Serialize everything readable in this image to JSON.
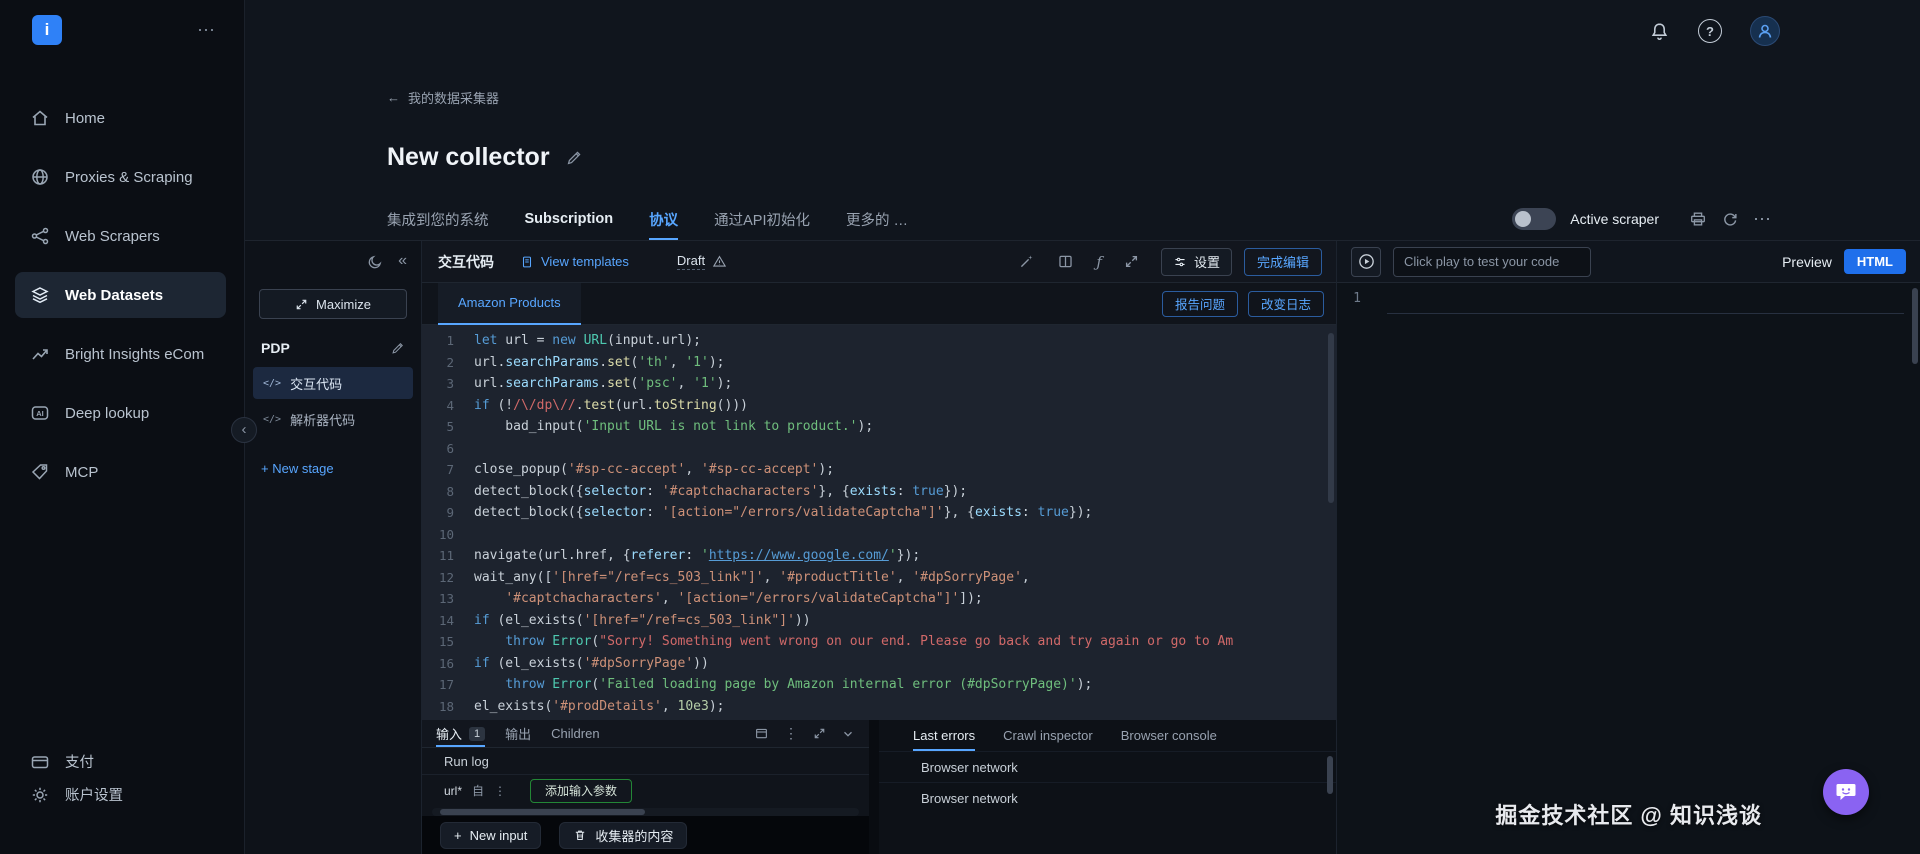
{
  "icons": {
    "ellipsis_h": "⋯",
    "ellipsis_v": "⋮",
    "collapse_double": "«",
    "chevron_left": "‹",
    "fx": "ƒ",
    "back_arrow": "←",
    "code_glyph": "</>",
    "question_mark": "?",
    "plus": "+"
  },
  "colors": {
    "accent_blue": "#58a6ff",
    "primary_button_blue": "#1f6feb",
    "logo_blue": "#2f81f7",
    "code_background": "#1d232e",
    "green_button_border": "#238636"
  },
  "sidebar": {
    "logo_letter": "i",
    "items": [
      {
        "label": "Home"
      },
      {
        "label": "Proxies & Scraping"
      },
      {
        "label": "Web Scrapers"
      },
      {
        "label": "Web Datasets"
      },
      {
        "label": "Bright Insights eCom"
      },
      {
        "label": "Deep lookup"
      },
      {
        "label": "MCP"
      }
    ],
    "bottom_items": [
      {
        "label": "支付"
      },
      {
        "label": "账户设置"
      }
    ]
  },
  "header": {
    "breadcrumb": "我的数据采集器",
    "title": "New collector",
    "tabs": [
      {
        "label": "集成到您的系统"
      },
      {
        "label": "Subscription"
      },
      {
        "label": "协议"
      },
      {
        "label": "通过API初始化"
      },
      {
        "label": "更多的 …"
      }
    ],
    "active_scraper_label": "Active scraper"
  },
  "stage": {
    "maximize_label": "Maximize",
    "stage_name": "PDP",
    "items": [
      {
        "label": "交互代码"
      },
      {
        "label": "解析器代码"
      }
    ],
    "new_stage_label": "+ New stage"
  },
  "editor": {
    "title": "交互代码",
    "view_templates_label": "View templates",
    "draft_label": "Draft",
    "settings_label": "设置",
    "finish_label": "完成编辑",
    "tab_label": "Amazon Products",
    "report_label": "报告问题",
    "changelog_label": "改变日志",
    "code_lines": [
      [
        [
          "kw",
          "let"
        ],
        [
          "pl",
          " url = "
        ],
        [
          "kw",
          "new"
        ],
        [
          "cls",
          " URL"
        ],
        [
          "pl",
          "(input.url);"
        ]
      ],
      [
        [
          "pl",
          "url."
        ],
        [
          "prop",
          "searchParams"
        ],
        [
          "pl",
          "."
        ],
        [
          "meth",
          "set"
        ],
        [
          "pl",
          "("
        ],
        [
          "s-g",
          "'th'"
        ],
        [
          "pl",
          ", "
        ],
        [
          "s-g",
          "'1'"
        ],
        [
          "pl",
          ");"
        ]
      ],
      [
        [
          "pl",
          "url."
        ],
        [
          "prop",
          "searchParams"
        ],
        [
          "pl",
          "."
        ],
        [
          "meth",
          "set"
        ],
        [
          "pl",
          "("
        ],
        [
          "s-g",
          "'psc'"
        ],
        [
          "pl",
          ", "
        ],
        [
          "s-g",
          "'1'"
        ],
        [
          "pl",
          ");"
        ]
      ],
      [
        [
          "kw",
          "if"
        ],
        [
          "pl",
          " (!"
        ],
        [
          "rex",
          "/\\/dp\\//"
        ],
        [
          "pl",
          "."
        ],
        [
          "meth",
          "test"
        ],
        [
          "pl",
          "(url."
        ],
        [
          "meth",
          "toString"
        ],
        [
          "pl",
          "()))"
        ]
      ],
      [
        [
          "pl",
          "    bad_input("
        ],
        [
          "s-g",
          "'Input URL is not link to product.'"
        ],
        [
          "pl",
          ");"
        ]
      ],
      [],
      [
        [
          "pl",
          "close_popup("
        ],
        [
          "s-o",
          "'#sp-cc-accept'"
        ],
        [
          "pl",
          ", "
        ],
        [
          "s-o",
          "'#sp-cc-accept'"
        ],
        [
          "pl",
          ");"
        ]
      ],
      [
        [
          "pl",
          "detect_block({"
        ],
        [
          "prop",
          "selector"
        ],
        [
          "pl",
          ": "
        ],
        [
          "s-o",
          "'#captchacharacters'"
        ],
        [
          "pl",
          "}, {"
        ],
        [
          "prop",
          "exists"
        ],
        [
          "pl",
          ": "
        ],
        [
          "kw",
          "true"
        ],
        [
          "pl",
          "});"
        ]
      ],
      [
        [
          "pl",
          "detect_block({"
        ],
        [
          "prop",
          "selector"
        ],
        [
          "pl",
          ": "
        ],
        [
          "s-o",
          "'[action=\"/errors/validateCaptcha\"]'"
        ],
        [
          "pl",
          "}, {"
        ],
        [
          "prop",
          "exists"
        ],
        [
          "pl",
          ": "
        ],
        [
          "kw",
          "true"
        ],
        [
          "pl",
          "});"
        ]
      ],
      [],
      [
        [
          "pl",
          "navigate(url.href, {"
        ],
        [
          "prop",
          "referer"
        ],
        [
          "pl",
          ": "
        ],
        [
          "s-g",
          "'"
        ],
        [
          "lnk",
          "https://www.google.com/"
        ],
        [
          "s-g",
          "'"
        ],
        [
          "pl",
          "});"
        ]
      ],
      [
        [
          "pl",
          "wait_any(["
        ],
        [
          "s-o",
          "'[href=\"/ref=cs_503_link\"]'"
        ],
        [
          "pl",
          ", "
        ],
        [
          "s-o",
          "'#productTitle'"
        ],
        [
          "pl",
          ", "
        ],
        [
          "s-o",
          "'#dpSorryPage'"
        ],
        [
          "pl",
          ","
        ]
      ],
      [
        [
          "pl",
          "    "
        ],
        [
          "s-o",
          "'#captchacharacters'"
        ],
        [
          "pl",
          ", "
        ],
        [
          "s-o",
          "'[action=\"/errors/validateCaptcha\"]'"
        ],
        [
          "pl",
          "]);"
        ]
      ],
      [
        [
          "kw",
          "if"
        ],
        [
          "pl",
          " (el_exists("
        ],
        [
          "s-o",
          "'[href=\"/ref=cs_503_link\"]'"
        ],
        [
          "pl",
          "))"
        ]
      ],
      [
        [
          "pl",
          "    "
        ],
        [
          "kw",
          "throw"
        ],
        [
          "pl",
          " "
        ],
        [
          "cls",
          "Error"
        ],
        [
          "pl",
          "("
        ],
        [
          "s-r",
          "\"Sorry! Something went wrong on our end. Please go back and try again or go to Am"
        ]
      ],
      [
        [
          "kw",
          "if"
        ],
        [
          "pl",
          " (el_exists("
        ],
        [
          "s-o",
          "'#dpSorryPage'"
        ],
        [
          "pl",
          "))"
        ]
      ],
      [
        [
          "pl",
          "    "
        ],
        [
          "kw",
          "throw"
        ],
        [
          "pl",
          " "
        ],
        [
          "cls",
          "Error"
        ],
        [
          "pl",
          "("
        ],
        [
          "s-g",
          "'Failed loading page by Amazon internal error (#dpSorryPage)'"
        ],
        [
          "pl",
          ");"
        ]
      ],
      [
        [
          "pl",
          "el_exists("
        ],
        [
          "s-o",
          "'#prodDetails'"
        ],
        [
          "pl",
          ", "
        ],
        [
          "num",
          "10e3"
        ],
        [
          "pl",
          ");"
        ]
      ]
    ]
  },
  "console_left": {
    "tabs": [
      {
        "label": "输入",
        "badge": "1"
      },
      {
        "label": "输出"
      },
      {
        "label": "Children"
      }
    ],
    "run_log_label": "Run log",
    "param_row": {
      "name": "url*",
      "type": "自"
    },
    "add_param_label": "添加输入参数",
    "new_input_label": "New input",
    "collector_content_label": "收集器的内容"
  },
  "console_right": {
    "tabs": [
      {
        "label": "Last errors"
      },
      {
        "label": "Crawl inspector"
      },
      {
        "label": "Browser console"
      }
    ],
    "rows": [
      "Browser network",
      "Browser network"
    ]
  },
  "preview": {
    "placeholder": "Click play to test your code",
    "preview_label": "Preview",
    "html_label": "HTML",
    "line_number": "1"
  },
  "watermark": "掘金技术社区 @ 知识浅谈"
}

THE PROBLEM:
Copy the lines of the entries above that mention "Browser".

EXERCISE RESULT:
        "label": "Browser console"
      "Browser network",
      "Browser network"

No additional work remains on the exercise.